If we ever have a real fire, we're in trouble.  I won't even suspect fire, and the kids won't even wake up!

Thursday, September 23, 2010

A Letter

VaLene O. Hulme
1786 S. Nevada Ave.
Provo, UT 84606
Home 801 375-7221
Cell 801 319-2351
September 22, 2010
Person(s) in Charge of Visa Problems
Missionary Travel
50 E. North Temple St. Rm 1442
Salt Lake City, UT 84150-5261
Dear Person(s) in Charge of Visa Problems,
My son, Elder Alexander Hulme, was called to the West Indies/Suriname Dutch-speaking mission.  He reported to the Provo MTC on March 24, 2010.  When the four Elders were preparing to depart for Suriname on May 25, 2010, only one Elder received his Visa.  Fortunately, my son has had a very positive experience learning and serving in the Birmingham, Alabama mission for the past 3+ months.
As a parent, I was hoping for some information about the Visa issues.  I am unaware of the scope of Visa problems - that is, I don’t know how many you must deal with at any given time, so perhaps sending information to the families is not a reasonable option.  However, with no information given to us, it is natural to wonder if perhaps my son’s Visa problems have fallen through the cracks and been ignored.  I very much doubt that this is the case, but I really felt I needed to check.
Would it be possible to provide updates to families who are in this situation?  I would love to have some or all of these questions addressed:
1) Is it typical for the West Indies missionaries to have Visa problems?  If so, how long does it typically take for a missionary’s Visa to arrive?
2) Is it common for a missionary to serve his/her entire mission in the temporarily-reassigned location?
3) Can anyone explain the root of the Visa problem?
4) What steps are being taken to acquire the necessary Visas?
I would be so grateful for any information at all, either by paper mail or e-mail.  I’m certain other families would appreciate some sort of communication as well.  Thank you for your time and all your hard work to sustain and benefit the missionary program.
VaLene O. Hulme

I was very tempted to add:
P.S.  If you need a qualified letter-writer, I am available for part-time work.

Thursday, September 16, 2010


It's that time of year...

14-16 cups peeled, squeezed tomatoes, strained well in a colander
2-3 cups diced red onion
Assorted garden peppers  (include 1-2 chipotle peppers from a can for a rich, smokey flavor)
(1 chipotle, 1 bell, 1 jalapeno, 1 unidentified long skinny pepper)
6-9  cloves garlic, minced or blended with some tomato
1 tsp cumin
1 tsp pepper
1 1/2 TB Kosher salt
2/3 cup vinegar
2 limes, juiced
1 bunch cilantro, stemmed and chopped
1 bell pepper, finely diced
Tomato sauce, canned (optional)

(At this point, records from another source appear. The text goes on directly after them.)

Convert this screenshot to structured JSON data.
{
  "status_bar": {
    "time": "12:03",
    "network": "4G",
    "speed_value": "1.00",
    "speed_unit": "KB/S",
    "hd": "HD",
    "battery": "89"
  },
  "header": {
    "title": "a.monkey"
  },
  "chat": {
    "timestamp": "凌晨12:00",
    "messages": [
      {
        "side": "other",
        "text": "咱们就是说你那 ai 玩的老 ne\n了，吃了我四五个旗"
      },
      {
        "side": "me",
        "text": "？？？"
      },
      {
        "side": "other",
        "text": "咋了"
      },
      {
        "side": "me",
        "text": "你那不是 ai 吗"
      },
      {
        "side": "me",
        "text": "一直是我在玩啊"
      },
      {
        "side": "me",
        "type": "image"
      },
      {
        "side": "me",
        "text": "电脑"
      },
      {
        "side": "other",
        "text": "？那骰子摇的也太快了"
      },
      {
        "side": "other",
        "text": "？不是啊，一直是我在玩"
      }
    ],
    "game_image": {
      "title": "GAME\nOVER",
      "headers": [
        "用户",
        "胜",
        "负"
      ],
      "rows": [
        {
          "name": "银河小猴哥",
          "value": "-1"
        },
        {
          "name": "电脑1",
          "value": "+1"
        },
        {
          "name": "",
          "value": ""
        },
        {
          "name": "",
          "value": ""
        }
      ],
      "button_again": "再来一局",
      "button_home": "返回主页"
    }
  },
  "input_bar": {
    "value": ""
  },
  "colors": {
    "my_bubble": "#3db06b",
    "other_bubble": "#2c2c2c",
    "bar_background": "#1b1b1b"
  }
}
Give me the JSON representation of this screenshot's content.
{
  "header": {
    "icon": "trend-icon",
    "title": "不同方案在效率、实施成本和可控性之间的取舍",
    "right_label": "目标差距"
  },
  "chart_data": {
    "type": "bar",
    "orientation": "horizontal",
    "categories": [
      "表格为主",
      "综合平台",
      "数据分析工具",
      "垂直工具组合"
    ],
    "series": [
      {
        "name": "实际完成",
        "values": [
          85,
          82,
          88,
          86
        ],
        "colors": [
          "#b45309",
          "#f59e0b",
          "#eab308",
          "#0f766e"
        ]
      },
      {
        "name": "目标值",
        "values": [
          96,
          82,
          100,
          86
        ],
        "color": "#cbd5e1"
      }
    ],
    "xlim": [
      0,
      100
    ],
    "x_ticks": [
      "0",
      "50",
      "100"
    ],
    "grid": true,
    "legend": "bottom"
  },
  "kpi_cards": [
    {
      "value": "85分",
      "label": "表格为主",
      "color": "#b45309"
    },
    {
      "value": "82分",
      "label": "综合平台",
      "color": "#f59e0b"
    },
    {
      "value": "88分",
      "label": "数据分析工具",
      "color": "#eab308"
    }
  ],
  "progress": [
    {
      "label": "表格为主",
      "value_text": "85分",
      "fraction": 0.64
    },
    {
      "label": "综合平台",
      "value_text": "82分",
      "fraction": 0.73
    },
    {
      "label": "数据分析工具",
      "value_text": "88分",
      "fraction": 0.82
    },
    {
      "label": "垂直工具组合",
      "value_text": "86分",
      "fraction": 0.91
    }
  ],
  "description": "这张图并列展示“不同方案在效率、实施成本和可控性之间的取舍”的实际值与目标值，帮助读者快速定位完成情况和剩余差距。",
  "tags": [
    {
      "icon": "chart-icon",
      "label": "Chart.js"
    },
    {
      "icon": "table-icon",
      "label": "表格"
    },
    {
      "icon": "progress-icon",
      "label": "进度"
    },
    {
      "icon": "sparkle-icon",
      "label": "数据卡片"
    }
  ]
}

After squeezing the tomatoes, stir them around in a colander to drain out most of the juice.  Most of the tomatoes get slightly blended in the blender.  However, I dice the Romas without blending them, or skinning them to keep some nice chunks in the salsa.  I always blend my peppers with some tomato, then add a little at a time for desired heat.  If the salsa needs more substance, add some tomato sauce.